How Does VA Rate Degenerative Disc Disease?

VA rates degenerative disc disease under 38 CFR § 4.71a, Schedule of Ratings – Musculoskeletal System, Diagnostic Code 5003.  If degenerative arthritis is established by X-ray findings, the veteran’s condition will be rated on the basis of limitation of motion under the appropriate diagnostic codes for the specific joint or joints involved.  However, if the limitation of motion of the specific joint or joints involved is noncompensable under the appropriate diagnostic codes, a rating of 10 percent will be applied for each major joint or group of minor joints affected by limitation of motion.  Finally, in the absence of limitation of motion, a veteran’s degenerative disc disease will be rated as follows:

  • 10% – with X-ray evidence of involvement of 2 or more major joints or 2 or more minor joint groups, with occasional incapacitating exacerbations
  • 20% – with X-ray evidence of involvement of 2 or more major joints or 2 or more minor joint groups

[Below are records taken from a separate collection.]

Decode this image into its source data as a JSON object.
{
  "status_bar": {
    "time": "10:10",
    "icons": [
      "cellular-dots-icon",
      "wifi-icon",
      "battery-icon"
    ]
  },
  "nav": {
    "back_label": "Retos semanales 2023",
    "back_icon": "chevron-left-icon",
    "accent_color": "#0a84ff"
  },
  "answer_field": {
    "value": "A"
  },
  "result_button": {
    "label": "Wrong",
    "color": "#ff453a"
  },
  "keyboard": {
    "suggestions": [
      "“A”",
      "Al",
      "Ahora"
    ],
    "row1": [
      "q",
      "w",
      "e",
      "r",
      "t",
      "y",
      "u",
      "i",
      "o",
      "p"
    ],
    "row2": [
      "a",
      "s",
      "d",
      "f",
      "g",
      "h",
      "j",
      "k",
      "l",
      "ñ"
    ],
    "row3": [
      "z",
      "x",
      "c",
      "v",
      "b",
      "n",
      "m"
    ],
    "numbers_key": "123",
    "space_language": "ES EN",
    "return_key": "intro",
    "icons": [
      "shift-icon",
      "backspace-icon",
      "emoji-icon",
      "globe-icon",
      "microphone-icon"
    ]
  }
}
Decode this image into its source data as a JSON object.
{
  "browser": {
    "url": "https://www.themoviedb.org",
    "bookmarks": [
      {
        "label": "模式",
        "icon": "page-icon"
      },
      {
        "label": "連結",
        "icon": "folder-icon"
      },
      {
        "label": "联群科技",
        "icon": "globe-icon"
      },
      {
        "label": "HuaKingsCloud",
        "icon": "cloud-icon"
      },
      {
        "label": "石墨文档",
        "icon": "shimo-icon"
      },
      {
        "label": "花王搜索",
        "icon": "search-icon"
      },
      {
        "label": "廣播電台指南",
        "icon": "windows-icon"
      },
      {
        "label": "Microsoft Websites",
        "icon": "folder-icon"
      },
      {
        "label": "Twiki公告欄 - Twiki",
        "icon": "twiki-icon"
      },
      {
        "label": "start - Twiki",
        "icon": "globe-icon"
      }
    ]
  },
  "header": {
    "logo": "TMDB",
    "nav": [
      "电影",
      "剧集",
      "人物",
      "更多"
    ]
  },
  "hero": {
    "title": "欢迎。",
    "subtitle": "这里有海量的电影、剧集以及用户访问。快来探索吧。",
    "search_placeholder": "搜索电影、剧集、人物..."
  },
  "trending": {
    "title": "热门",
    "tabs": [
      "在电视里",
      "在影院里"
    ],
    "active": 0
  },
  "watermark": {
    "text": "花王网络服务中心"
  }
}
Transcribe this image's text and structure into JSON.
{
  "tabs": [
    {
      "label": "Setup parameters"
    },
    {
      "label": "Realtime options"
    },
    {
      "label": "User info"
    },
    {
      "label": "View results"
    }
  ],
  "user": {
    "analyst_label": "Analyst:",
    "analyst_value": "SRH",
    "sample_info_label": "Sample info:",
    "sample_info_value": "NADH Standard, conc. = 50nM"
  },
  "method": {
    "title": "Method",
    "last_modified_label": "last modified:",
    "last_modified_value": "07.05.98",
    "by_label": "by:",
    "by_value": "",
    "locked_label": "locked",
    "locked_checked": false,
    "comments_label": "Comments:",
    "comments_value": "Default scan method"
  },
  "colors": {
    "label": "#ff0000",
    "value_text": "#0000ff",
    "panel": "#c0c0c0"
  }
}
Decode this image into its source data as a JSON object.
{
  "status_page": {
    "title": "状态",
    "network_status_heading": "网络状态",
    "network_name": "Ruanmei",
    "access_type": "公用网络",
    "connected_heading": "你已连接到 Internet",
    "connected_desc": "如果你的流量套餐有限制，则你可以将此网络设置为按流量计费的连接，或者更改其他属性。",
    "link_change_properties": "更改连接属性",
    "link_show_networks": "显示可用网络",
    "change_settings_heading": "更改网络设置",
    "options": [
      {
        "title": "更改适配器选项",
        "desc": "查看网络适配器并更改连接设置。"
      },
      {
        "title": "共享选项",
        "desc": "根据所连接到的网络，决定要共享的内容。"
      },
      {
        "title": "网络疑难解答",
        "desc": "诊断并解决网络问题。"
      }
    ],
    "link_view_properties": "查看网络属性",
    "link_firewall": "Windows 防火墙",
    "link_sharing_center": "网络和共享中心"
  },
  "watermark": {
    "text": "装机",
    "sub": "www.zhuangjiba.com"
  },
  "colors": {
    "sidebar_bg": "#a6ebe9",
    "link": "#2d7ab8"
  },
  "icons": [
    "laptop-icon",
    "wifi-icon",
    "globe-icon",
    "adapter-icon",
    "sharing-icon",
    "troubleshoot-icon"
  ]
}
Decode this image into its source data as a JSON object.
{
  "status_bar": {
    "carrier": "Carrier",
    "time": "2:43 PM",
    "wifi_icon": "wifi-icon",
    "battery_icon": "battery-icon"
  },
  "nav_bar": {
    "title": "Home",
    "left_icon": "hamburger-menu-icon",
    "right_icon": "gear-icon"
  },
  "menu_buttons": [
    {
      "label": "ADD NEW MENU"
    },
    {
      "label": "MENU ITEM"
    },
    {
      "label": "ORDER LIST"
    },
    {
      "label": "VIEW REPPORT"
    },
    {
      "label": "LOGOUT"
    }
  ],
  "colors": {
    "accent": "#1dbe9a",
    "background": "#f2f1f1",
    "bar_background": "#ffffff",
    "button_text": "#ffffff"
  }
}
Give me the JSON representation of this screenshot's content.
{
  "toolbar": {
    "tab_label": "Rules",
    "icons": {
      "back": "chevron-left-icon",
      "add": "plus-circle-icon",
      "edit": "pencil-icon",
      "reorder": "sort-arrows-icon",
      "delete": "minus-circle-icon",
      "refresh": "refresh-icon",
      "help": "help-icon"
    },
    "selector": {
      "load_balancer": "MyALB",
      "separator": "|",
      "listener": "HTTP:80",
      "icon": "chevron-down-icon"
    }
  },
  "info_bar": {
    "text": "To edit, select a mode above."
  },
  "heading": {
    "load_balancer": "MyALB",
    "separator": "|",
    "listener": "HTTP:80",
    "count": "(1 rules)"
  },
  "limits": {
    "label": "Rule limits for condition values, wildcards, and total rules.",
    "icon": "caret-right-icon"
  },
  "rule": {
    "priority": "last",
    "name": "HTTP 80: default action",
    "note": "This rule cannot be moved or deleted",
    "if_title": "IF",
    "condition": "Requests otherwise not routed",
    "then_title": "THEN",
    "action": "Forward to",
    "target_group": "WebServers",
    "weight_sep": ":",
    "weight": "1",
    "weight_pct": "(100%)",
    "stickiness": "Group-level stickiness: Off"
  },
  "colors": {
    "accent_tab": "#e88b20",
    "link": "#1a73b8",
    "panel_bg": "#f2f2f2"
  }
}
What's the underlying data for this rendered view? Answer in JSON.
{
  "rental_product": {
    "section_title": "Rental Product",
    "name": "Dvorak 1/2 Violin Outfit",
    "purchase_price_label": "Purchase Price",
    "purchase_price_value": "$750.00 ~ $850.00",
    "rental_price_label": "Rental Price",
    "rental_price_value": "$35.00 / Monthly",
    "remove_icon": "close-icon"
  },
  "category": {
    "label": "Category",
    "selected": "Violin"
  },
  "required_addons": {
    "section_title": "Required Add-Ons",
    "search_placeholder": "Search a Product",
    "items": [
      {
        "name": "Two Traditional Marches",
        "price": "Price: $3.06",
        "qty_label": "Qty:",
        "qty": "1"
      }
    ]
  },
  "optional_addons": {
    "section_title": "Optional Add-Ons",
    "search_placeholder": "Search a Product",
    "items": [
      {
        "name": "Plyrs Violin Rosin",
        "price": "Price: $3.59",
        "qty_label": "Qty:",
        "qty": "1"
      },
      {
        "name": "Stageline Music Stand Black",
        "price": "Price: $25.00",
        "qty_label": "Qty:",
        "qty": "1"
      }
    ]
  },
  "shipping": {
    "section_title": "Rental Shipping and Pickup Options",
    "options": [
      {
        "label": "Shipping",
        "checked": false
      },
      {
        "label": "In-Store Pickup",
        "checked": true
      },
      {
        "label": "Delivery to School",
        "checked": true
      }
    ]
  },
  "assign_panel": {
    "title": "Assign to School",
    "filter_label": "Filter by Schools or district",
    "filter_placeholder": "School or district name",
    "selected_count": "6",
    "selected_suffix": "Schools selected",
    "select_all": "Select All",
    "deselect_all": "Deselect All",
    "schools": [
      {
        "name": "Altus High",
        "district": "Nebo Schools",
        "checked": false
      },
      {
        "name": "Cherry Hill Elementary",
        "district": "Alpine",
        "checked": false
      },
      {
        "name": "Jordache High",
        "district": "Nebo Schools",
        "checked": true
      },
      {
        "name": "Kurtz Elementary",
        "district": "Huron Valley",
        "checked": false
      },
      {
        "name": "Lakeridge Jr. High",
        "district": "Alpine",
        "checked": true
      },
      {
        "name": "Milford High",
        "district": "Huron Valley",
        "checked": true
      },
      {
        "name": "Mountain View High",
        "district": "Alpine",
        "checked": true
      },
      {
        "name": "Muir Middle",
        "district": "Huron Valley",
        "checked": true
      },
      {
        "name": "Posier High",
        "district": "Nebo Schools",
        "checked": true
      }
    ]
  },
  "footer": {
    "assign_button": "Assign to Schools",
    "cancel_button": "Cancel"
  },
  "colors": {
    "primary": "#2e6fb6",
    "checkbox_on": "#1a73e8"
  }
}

When assigning a disability rating based on the severity of symptoms, VA must take into account both anatomical damage and functional loss.  Importantly, limitation of motion must be objectively confirmed by findings such as swelling, muscle spasm, or satisfactory evidence of painful motion.

Secondary Service Connection for Degenerative Disc Disease

Degenerative disc disease can also arise as the result of an already service-connected condition.  For example, if you have a service-connected knee condition that causes you to favor one side when you walk, you might develop an altered gait.  This uneven shift in weight may then contribute to complications in your lower back.  In that way, your degenerative disc disease is due to your service-connected knee condition and therefore warrants secondary service connection.

Barriers to Service Connection for Degenerative Disc Disease

Degenerative disc disease is known to be a condition that develops and progresses over time.  When denying service connection for degenerative disc disease, VA often relies on an examiner’s finding that the veteran’s condition is due to normal wear and tear and the natural progression of aging rather than their time in service.  However, if VA examiners arrive at this conclusion, they must provide adequate rationale to support it, otherwise VA should not rely on it for adjudication purposes. It is not enough for the examiners to simply say that a veteran’s degenerative disc disease is due to natural progression and aging.  Instead, they must also explain why it is not due to other factors, such as service.

Extraschedular VA Disability Ratings

There are times when VA can rate veterans outside of what is included in the rating schedule.  Extraschedular ratings are assigned when the rating criteria for a veteran’s disability does not accurately reflect their level of disability.  Usually this happens when a veteran experiences symptoms or limitations that are not considered by the rating schedule.  Therefore, VA must determine if the veteran is eligible for a higher rating than the schedule sets forth.  This might be the case for a veteran’s degenerative disc disease, as the highest schedular rating under Diagnostic Code 5003 is only 20 percent.

To receive an extraschedular disability rating under 38 CFR § 3.321(b)(1) for degenerative disc disease, the following requirements must be met:

  • A veteran must show, and VA must find, that “the case presents such an exceptional or unusual disability picture with such related factors as marked interference with employment or frequent periods of hospitalization” that make it impractical for VA to assign a schedular rating
  • The final determination on whether an extraschedular rating is warranted must be made by VA Undersecretary for Benefits or Director of Compensation Service

Extraschedular disability ratings are granted on a case-by-case basis and are very specific to each veteran and his or her disability picture.

Call Chisholm Chisholm & Kilpatrick LTD for Help with Your VA Disability Claim for Degenerative Disc Disease

If you filed a claim for degenerative disc disease and were denied benefits, Chisholm Chisholm & Kilpatrick LTD may be able to help you appeal your unfavorable decision. For a free case evaluation, call 800-544-9144 today.